# Problem requirements
Reproduce each of the following records without any deviation.

Stored data
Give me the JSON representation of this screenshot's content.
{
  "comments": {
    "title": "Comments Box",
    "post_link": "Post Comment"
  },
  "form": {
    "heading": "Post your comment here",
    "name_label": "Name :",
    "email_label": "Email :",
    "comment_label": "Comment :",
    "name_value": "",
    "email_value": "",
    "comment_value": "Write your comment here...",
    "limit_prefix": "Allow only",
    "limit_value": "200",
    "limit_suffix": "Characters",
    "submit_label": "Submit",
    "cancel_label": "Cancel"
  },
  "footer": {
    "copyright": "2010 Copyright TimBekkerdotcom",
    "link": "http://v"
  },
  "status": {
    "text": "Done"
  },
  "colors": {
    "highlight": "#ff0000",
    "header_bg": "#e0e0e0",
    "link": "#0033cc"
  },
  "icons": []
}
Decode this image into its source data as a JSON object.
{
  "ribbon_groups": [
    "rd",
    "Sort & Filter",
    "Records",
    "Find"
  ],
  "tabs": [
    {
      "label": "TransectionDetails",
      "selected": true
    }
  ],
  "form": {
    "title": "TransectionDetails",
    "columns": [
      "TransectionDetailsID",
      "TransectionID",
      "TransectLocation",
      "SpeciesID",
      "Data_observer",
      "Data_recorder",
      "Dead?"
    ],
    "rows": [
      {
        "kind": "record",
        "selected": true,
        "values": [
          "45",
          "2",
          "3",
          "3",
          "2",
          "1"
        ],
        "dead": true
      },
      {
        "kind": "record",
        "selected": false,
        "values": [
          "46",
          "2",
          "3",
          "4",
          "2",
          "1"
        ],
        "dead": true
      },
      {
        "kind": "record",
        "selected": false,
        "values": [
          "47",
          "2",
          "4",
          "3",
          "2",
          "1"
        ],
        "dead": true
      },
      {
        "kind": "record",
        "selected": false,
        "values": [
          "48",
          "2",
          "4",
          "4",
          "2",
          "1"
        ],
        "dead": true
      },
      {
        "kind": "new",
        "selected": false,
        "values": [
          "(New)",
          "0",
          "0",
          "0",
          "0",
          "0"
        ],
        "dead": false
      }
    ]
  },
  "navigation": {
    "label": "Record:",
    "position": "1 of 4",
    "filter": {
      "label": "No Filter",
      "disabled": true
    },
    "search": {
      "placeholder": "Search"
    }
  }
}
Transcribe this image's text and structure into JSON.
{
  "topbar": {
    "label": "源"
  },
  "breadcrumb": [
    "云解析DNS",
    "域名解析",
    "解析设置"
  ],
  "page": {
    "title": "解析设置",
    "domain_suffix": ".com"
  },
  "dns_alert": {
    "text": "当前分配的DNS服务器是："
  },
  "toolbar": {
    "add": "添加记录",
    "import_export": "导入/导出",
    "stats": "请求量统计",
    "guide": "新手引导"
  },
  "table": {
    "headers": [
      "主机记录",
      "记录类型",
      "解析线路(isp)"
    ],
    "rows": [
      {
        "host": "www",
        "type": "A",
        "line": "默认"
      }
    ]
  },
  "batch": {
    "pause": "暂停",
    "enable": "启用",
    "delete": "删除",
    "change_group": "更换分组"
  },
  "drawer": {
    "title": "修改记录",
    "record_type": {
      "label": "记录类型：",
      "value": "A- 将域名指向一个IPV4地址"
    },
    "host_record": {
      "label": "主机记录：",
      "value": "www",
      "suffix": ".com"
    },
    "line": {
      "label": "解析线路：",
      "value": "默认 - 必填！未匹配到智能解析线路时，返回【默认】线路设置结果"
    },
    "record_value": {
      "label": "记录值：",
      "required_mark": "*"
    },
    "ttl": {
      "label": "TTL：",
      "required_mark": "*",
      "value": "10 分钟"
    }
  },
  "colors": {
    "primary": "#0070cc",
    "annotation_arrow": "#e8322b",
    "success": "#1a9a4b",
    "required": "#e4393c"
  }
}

# Task result
Give me the JSON representation of this screenshot's content.
{
  "comments": {
    "title": "Comments Box",
    "post_link": "Post Comment"
  },
  "form": {
    "heading": "Post your comment here",
    "name_label": "Name :",
    "email_label": "Email :",
    "comment_label": "Comment :",
    "name_value": "",
    "email_value": "",
    "comment_value": "Write your comment here...",
    "limit_prefix": "Allow only",
    "limit_value": "200",
    "limit_suffix": "Characters",
    "submit_label": "Submit",
    "cancel_label": "Cancel"
  },
  "footer": {
    "copyright": "2010 Copyright TimBekkerdotcom",
    "link": "http://v"
  },
  "status": {
    "text": "Done"
  },
  "colors": {
    "highlight": "#ff0000",
    "header_bg": "#e0e0e0",
    "link": "#0033cc"
  },
  "icons": []
}
Decode this image into its source data as a JSON object.
{
  "ribbon_groups": [
    "rd",
    "Sort & Filter",
    "Records",
    "Find"
  ],
  "tabs": [
    {
      "label": "TransectionDetails",
      "selected": true
    }
  ],
  "form": {
    "title": "TransectionDetails",
    "columns": [
      "TransectionDetailsID",
      "TransectionID",
      "TransectLocation",
      "SpeciesID",
      "Data_observer",
      "Data_recorder",
      "Dead?"
    ],
    "rows": [
      {
        "kind": "record",
        "selected": true,
        "values": [
          "45",
          "2",
          "3",
          "3",
          "2",
          "1"
        ],
        "dead": true
      },
      {
        "kind": "record",
        "selected": false,
        "values": [
          "46",
          "2",
          "3",
          "4",
          "2",
          "1"
        ],
        "dead": true
      },
      {
        "kind": "record",
        "selected": false,
        "values": [
          "47",
          "2",
          "4",
          "3",
          "2",
          "1"
        ],
        "dead": true
      },
      {
        "kind": "record",
        "selected": false,
        "values": [
          "48",
          "2",
          "4",
          "4",
          "2",
          "1"
        ],
        "dead": true
      },
      {
        "kind": "new",
        "selected": false,
        "values": [
          "(New)",
          "0",
          "0",
          "0",
          "0",
          "0"
        ],
        "dead": false
      }
    ]
  },
  "navigation": {
    "label": "Record:",
    "position": "1 of 4",
    "filter": {
      "label": "No Filter",
      "disabled": true
    },
    "search": {
      "placeholder": "Search"
    }
  }
}
Transcribe this image's text and structure into JSON.
{
  "topbar": {
    "label": "源"
  },
  "breadcrumb": [
    "云解析DNS",
    "域名解析",
    "解析设置"
  ],
  "page": {
    "title": "解析设置",
    "domain_suffix": ".com"
  },
  "dns_alert": {
    "text": "当前分配的DNS服务器是："
  },
  "toolbar": {
    "add": "添加记录",
    "import_export": "导入/导出",
    "stats": "请求量统计",
    "guide": "新手引导"
  },
  "table": {
    "headers": [
      "主机记录",
      "记录类型",
      "解析线路(isp)"
    ],
    "rows": [
      {
        "host": "www",
        "type": "A",
        "line": "默认"
      }
    ]
  },
  "batch": {
    "pause": "暂停",
    "enable": "启用",
    "delete": "删除",
    "change_group": "更换分组"
  },
  "drawer": {
    "title": "修改记录",
    "record_type": {
      "label": "记录类型：",
      "value": "A- 将域名指向一个IPV4地址"
    },
    "host_record": {
      "label": "主机记录：",
      "value": "www",
      "suffix": ".com"
    },
    "line": {
      "label": "解析线路：",
      "value": "默认 - 必填！未匹配到智能解析线路时，返回【默认】线路设置结果"
    },
    "record_value": {
      "label": "记录值：",
      "required_mark": "*"
    },
    "ttl": {
      "label": "TTL：",
      "required_mark": "*",
      "value": "10 分钟"
    }
  },
  "colors": {
    "primary": "#0070cc",
    "annotation_arrow": "#e8322b",
    "success": "#1a9a4b",
    "required": "#e4393c"
  }
}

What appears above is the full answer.